* _Information provided_
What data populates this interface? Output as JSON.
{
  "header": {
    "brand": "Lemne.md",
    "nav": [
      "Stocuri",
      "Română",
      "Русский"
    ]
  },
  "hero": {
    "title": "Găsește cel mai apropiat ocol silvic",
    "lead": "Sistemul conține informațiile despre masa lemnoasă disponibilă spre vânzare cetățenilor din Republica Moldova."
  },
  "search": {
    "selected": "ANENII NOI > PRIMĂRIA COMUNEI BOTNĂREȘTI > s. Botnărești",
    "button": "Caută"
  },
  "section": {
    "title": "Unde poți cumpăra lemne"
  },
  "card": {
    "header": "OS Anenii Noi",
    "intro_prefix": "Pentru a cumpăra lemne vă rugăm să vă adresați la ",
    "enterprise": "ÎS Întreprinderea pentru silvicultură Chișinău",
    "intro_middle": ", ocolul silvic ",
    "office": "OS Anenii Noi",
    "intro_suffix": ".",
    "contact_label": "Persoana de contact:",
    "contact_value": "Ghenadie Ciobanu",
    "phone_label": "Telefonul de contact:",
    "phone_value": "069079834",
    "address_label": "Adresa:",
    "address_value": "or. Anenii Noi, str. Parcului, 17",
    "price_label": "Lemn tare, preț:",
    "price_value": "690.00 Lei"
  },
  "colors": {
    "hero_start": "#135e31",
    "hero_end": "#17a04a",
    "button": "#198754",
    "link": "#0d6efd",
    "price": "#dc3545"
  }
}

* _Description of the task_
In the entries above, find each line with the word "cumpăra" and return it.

* _Finished exercise_
    "title": "Unde poți cumpăra lemne"
    "intro_prefix": "Pentru a cumpăra lemne vă rugăm să vă adresați la ",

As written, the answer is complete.